Disgraced TV anchor Larry Mendte, who pleaded guilty to one felony count of cyber-spying on his onetime co-anchor Alycia Lane last year, is trying to rewrite history.

Yesterday, in a federal motion attacking his sentence, Mendte claimed that he had been promised that he'd be charged with a misdemeanor, even though he testified before U.S. District Judge Mary McLaughlin in November that there were no promises attached to his guilty plea.

In a 72-page motion with attachments, his attorney, Julia Morrow, cited details from a June 11, 2008 FBI interview in which Lane said that she and Mendte "kissed" and that he bought her an $800 platinum necklace from Tiffany's after they became "affectionate" at CBS 3 in December 2003.

According to the interview, Mendte and Lane "kissed approximately four or five times" about once every three weeks between December 2003 and March 2004.

That was four or five kisses spaced over four months - which occurred four years before Mendte began hacking into Lane's e-mails more than 500 times and leaking stories to the media.

"The relationship never got to the point of touching bodies," wrote Morrow in the motion, quoting from an attached FBI interview with Lane.

"Whatever happened years ago is no excuse for his crimes," said Lane's attorney, Paul Rosen, who has sued Mendte.

Lane broke off the relationship in March 2004, according to the June 11, 2008, FBI interview.
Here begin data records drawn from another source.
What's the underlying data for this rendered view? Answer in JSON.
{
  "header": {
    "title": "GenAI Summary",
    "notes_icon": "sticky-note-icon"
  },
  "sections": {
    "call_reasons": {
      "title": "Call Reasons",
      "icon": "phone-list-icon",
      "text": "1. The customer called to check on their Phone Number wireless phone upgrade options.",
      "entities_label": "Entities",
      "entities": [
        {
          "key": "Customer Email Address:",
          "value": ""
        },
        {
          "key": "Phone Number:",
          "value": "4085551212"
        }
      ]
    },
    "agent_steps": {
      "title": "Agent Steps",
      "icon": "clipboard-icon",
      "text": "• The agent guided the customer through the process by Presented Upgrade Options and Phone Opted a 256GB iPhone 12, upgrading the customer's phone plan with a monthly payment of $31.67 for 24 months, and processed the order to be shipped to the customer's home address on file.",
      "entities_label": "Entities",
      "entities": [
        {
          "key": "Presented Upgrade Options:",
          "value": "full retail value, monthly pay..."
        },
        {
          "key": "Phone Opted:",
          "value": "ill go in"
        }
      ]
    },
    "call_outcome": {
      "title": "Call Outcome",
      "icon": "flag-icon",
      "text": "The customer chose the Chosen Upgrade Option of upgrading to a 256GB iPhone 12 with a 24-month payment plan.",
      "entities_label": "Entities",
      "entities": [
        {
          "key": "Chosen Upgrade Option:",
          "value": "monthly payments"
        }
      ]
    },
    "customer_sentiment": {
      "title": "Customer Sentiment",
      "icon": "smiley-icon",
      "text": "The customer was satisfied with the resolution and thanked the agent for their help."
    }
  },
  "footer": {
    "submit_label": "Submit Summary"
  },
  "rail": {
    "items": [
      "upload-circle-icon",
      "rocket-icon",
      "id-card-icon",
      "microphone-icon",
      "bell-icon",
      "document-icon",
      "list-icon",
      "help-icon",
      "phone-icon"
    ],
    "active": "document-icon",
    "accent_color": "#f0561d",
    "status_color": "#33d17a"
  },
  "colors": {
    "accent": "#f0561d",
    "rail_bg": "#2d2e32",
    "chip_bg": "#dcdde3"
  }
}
Yet, Mendte, in another lawsuit, claimed that it continued to January 2005, when his wife confronted him about the relationship.
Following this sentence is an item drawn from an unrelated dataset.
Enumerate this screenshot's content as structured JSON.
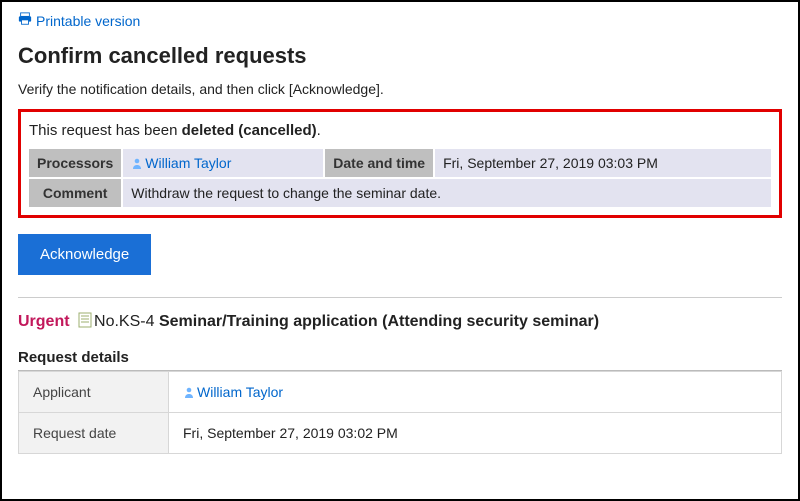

"It's sad that he keeps doing this to poor Dawn," said Rosen, referring to Mendte's wife, Fox 29 news anchor Dawn Stensland. "He cannot get rid of his obsession with Alycia. He is so starved for publicity."
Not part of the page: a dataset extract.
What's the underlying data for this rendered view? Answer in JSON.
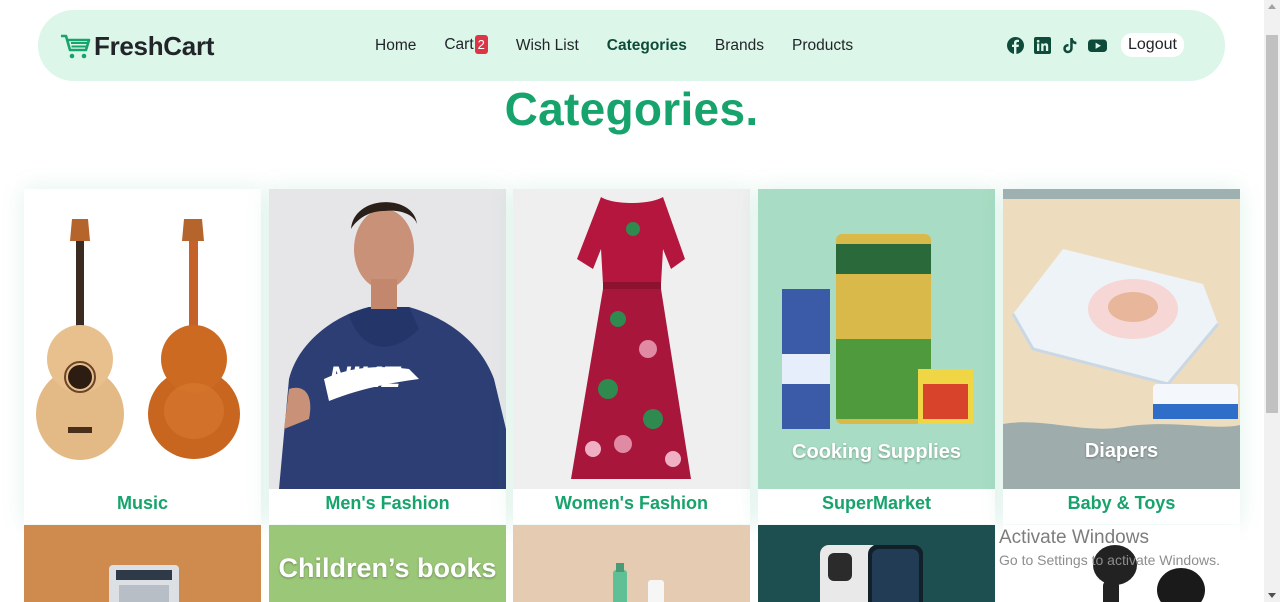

Morrow argued that the goverment used information from a "proffer" - an off-the-record meeting in which Mendte admitted his wrongdoing to the feds - to charge him unfairly with a felony. However, in a June 30 e-mail to Mendte's then-attorney Michael A. Schwartz - attached to yesterday's motion - then-assistant U.S. Attorney Michael Levy wrote: "We had all of the facts . . . independent of any proffer.

"If all that Mendte had done was look at Ms. Lane's e-mail, as creepy as that would be, it would be a misdemeanor," wrote Levy, now interim U.S. attorney.

"It is the publication of private and privileged information, coupled with a malicious purpose, that converts this case to a felony in my view," he added.

"Mendte's invasion of Ms. Lane's privacy was monumental," wrote Levy, citing how Mendte accessed her e-mail 500 times from January into May 2008.

A month after his November sentencing, Mendte filed a complaint with the Office of Professional Responsibility of the Department of Justice alleging that the U.S. Attorney's Office reneged on a promise to charge him with only a misdemeanor. Morrow argued that Mendte's former attorney, Schwartz, provided "ineffective assistance of counsel."

"I thought his lawyer did a spectacular job," countered Rosen.

Schwartz "achieved for him a one-count felony where the government did not recommend a sentence," Rosen said.

Schwartz could not be reached for comment.

Mendte has sued the Inquirer, Daily News and others. *